A Growing Attraction
The broadness of emergency medicine is one of the factors attracting students to the specialty, but Maryland’s leadership also deserves ample credit. With education acting as a top priority, they expanded the scope of teaching as emergency medicine grew from section to division to department. Initially, Tso was in charge. “My special focus has been medical students,” she explains. “I was given the task of creating a student elective in EM for third- and fourth-year students. It has always been an extremely popular elective, as our students get a lot of direct patient contact and responsibility. Patients are our best teachers.”
Kenneth Butler, DO, associate professor and associate residency director, has been responsible for recent upgrades to the emergency medicine component of the medical school curriculum, while Robert Rogers, MD, directs the fourth-year elective. Today their offerings—and emergency medicine in general—continue to flourish, as each year more than 10 percent of Maryland’s graduating class heads into emergency medicine as a career choice.
“We have outstanding clinical physicians and teachers,” Browne adds. “I think that’s extremely important because they’re the reason residents want to come here for their education. The second thing we offer is outstanding opportunity. We’re based in a really great hospital, and our affiliations are outstanding as well.”
Amal Mattu, ’93, residency director for emergency medicine, is an award-winning teacher and nationally recognized for emergency medicine curriculum development. Under his direction, the residency program has blossomed. Maryland is the only institution in the country to have a four-track emergency medicine residency training program. Its primary three-year program accommodates 30 residents. The combined, five-year EM/IM track and six-year, triple boarded EM/IM/critical care track are both co-directed by Michael Winters, MD, and each accept two residents every year. Another two residents are accepted annually for the combined, five-year EM/pediatrics track, co-directed by David Jerrard, MD. Also supporting resident education is a nationally-recognized emergency ultrasound program developed by Brian Euerle, MD.
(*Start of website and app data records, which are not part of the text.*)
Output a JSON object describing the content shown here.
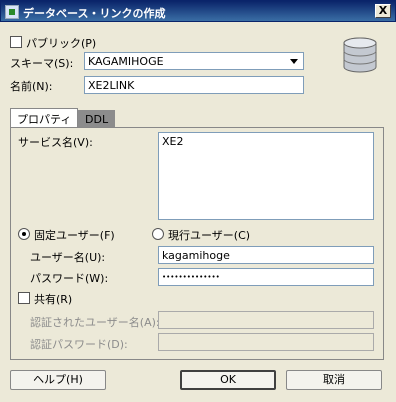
{
  "window": {
    "title": "データベース・リンクの作成",
    "close_label": "X"
  },
  "form": {
    "public_label": "パブリック(P)",
    "schema_label": "スキーマ(S):",
    "schema_value": "KAGAMIHOGE",
    "name_label": "名前(N):",
    "name_value": "XE2LINK"
  },
  "tabs": [
    {
      "label": "プロパティ",
      "active": true
    },
    {
      "label": "DDL",
      "active": false
    }
  ],
  "properties": {
    "service_label": "サービス名(V):",
    "service_value": "XE2",
    "fixed_user_label": "固定ユーザー(F)",
    "current_user_label": "現行ユーザー(C)",
    "selected_mode": "fixed_user",
    "username_label": "ユーザー名(U):",
    "username_value": "kagamihoge",
    "password_label": "パスワード(W):",
    "password_value": "••••••••••••••",
    "shared_label": "共有(R)",
    "auth_user_label": "認証されたユーザー名(A):",
    "auth_password_label": "認証パスワード(D):"
  },
  "buttons": {
    "help": "ヘルプ(H)",
    "ok": "OK",
    "cancel": "取消"
  },
  "colors": {
    "dialog_bg": "#ece9d8",
    "title_bar": "#0a246a"
  },
  "icons": {
    "title": "database-link-icon",
    "schema": "database-icon"
  }
}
With such strong talent in the pipeline, Browne is leading another charge—to conquer the field of research with the same success they’ve had with education and clinical practice. “Several members of our faculty have been involved in collaborative research with other departments, and through that synergy we have started getting some noteworthy NIH grants,” he says. “Many of these have been in the area of public health and health surveillance studies, as well as more recent collaborative research with departments such as neurology,” Browne says.
Heading up the department’s research effort are associate professor Jon Mark Hirshon, MD, and associate professor Michael Witting, MD. Hirshon is principal investigator for more than $2.4 million in federal research grants and is principal investigator for an injury prevention training grant in Egypt. It includes traveling with his team to the Middle East to train Iraqi and Egyptian health professionals in emergency preparedness and disaster response.
“We have enormous potential,” concludes Browne. “Maintaining excellence in areas where we’ve already achieved excellence is no less of a priority, though. We have a great program, and we need
to pay attention to it to make certain it stays great.”
Barish is confident it will. “Brian deserves so much credit for bringing this department to where it is today,” he raves. “And I’m excited to see the way it will continue to grow under his leadership.”
Photos by Richard Lippenholz